Page and application data records
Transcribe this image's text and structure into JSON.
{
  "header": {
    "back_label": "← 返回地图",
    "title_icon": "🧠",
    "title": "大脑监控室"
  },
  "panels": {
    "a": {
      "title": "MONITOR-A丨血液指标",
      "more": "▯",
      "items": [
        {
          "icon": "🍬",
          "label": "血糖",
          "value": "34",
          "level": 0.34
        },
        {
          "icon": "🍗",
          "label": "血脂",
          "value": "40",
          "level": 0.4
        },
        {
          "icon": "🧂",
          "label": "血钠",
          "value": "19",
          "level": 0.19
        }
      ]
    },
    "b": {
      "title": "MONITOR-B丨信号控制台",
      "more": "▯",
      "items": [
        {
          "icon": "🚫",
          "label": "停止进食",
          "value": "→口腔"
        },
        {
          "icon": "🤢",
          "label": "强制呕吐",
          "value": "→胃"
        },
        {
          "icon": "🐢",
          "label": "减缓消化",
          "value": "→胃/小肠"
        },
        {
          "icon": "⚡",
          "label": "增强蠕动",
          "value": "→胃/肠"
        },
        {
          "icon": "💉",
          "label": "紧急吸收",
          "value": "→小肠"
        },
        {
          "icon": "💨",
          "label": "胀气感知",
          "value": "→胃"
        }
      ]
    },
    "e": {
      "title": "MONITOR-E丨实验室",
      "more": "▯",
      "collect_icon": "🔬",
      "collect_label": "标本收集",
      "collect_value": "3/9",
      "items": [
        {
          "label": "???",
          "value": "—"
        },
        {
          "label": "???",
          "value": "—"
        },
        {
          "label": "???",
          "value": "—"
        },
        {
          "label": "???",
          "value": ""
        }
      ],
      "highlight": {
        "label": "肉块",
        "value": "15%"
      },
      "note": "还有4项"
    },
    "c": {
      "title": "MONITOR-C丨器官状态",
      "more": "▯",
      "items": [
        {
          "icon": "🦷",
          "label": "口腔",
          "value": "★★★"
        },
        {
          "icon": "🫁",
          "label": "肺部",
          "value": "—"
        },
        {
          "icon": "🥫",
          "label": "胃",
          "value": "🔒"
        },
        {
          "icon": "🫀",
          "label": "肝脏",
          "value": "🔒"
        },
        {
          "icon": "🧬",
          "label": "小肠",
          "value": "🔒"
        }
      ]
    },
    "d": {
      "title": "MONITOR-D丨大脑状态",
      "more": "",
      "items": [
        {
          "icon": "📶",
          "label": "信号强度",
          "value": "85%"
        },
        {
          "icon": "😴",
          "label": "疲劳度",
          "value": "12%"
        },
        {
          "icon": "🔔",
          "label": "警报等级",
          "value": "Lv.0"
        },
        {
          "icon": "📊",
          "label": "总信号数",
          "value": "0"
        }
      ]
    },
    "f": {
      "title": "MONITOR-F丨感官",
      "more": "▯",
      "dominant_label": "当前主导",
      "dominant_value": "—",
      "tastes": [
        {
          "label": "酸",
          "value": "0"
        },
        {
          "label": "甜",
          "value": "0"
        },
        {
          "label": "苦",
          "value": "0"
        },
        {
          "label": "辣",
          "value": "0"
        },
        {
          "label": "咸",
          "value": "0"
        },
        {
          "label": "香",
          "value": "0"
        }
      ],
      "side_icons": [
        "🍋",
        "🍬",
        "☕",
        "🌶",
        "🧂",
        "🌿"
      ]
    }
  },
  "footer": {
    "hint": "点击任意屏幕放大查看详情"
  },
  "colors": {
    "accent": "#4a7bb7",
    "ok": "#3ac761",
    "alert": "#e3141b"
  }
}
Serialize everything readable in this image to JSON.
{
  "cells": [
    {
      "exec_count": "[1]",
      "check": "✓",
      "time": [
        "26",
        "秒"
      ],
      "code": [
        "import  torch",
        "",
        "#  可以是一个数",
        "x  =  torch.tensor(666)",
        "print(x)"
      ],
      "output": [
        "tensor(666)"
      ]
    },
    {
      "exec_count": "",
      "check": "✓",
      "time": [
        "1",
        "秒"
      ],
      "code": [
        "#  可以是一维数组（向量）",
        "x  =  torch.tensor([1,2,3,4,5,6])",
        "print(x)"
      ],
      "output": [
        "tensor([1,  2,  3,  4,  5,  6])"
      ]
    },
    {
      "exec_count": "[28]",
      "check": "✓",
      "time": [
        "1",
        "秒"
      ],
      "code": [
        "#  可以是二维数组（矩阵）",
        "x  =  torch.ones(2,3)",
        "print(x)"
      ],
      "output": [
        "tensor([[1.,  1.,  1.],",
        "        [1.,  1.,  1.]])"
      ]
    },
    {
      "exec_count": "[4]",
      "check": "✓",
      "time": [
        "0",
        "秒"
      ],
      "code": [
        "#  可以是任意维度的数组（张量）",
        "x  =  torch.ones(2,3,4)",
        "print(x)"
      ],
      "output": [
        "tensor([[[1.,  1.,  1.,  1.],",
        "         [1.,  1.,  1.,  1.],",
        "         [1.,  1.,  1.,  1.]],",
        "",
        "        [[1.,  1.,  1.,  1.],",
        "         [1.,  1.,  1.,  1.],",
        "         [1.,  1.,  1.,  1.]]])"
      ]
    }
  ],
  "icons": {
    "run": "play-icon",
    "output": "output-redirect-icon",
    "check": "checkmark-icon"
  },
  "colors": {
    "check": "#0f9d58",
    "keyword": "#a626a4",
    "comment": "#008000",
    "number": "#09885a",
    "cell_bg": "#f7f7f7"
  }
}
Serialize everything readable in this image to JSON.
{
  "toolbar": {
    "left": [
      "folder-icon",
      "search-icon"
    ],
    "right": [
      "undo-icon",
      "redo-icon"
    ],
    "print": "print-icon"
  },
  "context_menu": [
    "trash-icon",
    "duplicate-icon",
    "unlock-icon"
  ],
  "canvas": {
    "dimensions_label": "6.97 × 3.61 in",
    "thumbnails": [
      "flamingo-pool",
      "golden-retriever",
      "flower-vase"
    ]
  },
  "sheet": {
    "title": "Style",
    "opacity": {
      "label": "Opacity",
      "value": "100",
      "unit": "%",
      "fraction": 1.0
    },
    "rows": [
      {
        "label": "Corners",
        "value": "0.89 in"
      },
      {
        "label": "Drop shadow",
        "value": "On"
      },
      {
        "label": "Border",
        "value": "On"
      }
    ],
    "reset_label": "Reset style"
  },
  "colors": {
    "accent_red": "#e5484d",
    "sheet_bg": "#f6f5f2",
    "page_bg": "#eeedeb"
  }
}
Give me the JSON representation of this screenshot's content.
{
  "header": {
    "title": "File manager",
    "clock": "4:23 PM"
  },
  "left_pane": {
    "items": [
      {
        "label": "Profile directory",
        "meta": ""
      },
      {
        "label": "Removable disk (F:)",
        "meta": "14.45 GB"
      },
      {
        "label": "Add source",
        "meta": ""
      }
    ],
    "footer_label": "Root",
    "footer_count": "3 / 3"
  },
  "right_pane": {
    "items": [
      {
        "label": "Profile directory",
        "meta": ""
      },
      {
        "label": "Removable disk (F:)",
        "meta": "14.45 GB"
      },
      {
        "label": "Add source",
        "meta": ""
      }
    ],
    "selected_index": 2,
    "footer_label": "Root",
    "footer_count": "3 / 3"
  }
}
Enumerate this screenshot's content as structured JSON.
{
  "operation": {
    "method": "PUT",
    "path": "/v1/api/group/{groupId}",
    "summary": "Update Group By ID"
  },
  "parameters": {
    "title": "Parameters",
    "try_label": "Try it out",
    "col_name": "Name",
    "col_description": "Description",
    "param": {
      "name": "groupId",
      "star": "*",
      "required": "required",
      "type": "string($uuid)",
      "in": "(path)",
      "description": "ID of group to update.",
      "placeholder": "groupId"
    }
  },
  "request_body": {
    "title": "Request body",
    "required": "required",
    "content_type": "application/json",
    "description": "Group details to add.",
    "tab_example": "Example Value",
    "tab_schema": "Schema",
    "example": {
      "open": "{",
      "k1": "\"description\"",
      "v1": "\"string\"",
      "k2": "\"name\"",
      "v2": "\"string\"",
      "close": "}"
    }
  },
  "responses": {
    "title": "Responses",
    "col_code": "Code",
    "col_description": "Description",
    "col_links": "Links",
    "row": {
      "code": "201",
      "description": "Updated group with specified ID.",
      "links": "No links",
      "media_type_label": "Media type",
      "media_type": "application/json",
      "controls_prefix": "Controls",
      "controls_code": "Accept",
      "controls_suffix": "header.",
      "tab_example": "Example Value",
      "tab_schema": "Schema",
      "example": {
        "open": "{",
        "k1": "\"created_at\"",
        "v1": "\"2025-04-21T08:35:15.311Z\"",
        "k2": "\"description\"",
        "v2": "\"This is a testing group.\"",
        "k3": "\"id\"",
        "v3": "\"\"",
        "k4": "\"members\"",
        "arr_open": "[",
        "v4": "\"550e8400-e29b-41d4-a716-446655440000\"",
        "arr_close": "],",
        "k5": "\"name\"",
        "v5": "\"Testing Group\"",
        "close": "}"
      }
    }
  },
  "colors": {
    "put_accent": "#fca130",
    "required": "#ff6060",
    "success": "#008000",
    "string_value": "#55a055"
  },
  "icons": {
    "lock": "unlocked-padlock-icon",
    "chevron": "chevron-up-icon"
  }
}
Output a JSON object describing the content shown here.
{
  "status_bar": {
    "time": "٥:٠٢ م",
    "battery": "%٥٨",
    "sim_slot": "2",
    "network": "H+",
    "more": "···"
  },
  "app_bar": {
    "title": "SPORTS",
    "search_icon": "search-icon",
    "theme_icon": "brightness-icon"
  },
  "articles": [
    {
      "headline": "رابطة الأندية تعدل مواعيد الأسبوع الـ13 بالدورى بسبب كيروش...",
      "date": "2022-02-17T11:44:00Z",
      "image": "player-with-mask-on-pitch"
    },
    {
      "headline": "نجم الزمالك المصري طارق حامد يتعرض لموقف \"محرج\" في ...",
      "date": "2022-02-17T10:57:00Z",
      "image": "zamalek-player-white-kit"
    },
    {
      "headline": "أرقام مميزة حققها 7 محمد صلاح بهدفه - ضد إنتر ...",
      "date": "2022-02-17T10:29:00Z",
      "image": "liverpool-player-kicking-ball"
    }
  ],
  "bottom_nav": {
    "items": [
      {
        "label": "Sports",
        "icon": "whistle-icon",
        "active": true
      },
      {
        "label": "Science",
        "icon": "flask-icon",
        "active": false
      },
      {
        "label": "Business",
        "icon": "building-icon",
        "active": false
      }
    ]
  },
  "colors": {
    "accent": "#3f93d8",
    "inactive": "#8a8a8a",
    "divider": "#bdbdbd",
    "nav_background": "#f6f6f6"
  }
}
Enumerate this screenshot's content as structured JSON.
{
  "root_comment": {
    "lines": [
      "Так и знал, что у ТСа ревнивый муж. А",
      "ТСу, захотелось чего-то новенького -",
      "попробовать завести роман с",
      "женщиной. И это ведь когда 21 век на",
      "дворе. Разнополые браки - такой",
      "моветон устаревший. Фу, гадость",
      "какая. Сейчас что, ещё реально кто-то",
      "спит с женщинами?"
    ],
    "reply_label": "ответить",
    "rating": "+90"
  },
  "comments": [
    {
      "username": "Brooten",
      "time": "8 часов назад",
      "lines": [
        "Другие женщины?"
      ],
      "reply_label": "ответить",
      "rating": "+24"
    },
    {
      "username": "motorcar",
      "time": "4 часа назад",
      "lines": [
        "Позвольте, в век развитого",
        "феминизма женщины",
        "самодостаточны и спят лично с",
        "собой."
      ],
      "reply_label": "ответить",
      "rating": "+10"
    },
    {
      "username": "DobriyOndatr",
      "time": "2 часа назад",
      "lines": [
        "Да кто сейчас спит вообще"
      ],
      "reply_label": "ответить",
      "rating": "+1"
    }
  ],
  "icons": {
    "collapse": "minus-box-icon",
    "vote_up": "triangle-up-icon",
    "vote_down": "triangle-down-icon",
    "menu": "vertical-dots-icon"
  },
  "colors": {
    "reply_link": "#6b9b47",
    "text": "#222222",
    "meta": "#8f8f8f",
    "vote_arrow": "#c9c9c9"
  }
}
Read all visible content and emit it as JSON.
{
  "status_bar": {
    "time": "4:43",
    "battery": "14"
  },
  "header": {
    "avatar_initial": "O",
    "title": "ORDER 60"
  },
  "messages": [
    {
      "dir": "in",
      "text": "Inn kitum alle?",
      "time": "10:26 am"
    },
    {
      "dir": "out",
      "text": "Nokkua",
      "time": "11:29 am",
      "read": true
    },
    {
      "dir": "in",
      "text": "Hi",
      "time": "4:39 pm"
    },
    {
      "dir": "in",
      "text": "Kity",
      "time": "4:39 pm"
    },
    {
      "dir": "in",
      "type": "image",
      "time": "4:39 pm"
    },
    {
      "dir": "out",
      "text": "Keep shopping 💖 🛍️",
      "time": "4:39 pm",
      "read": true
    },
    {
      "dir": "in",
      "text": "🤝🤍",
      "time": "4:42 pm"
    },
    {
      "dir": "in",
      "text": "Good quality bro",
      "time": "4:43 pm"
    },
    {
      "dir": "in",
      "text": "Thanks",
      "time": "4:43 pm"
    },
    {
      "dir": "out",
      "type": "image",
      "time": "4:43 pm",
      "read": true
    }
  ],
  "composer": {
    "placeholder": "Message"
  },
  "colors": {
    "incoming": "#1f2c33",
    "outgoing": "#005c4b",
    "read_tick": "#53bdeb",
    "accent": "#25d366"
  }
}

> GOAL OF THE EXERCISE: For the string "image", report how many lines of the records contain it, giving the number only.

> SOLVED PROBLEM: 8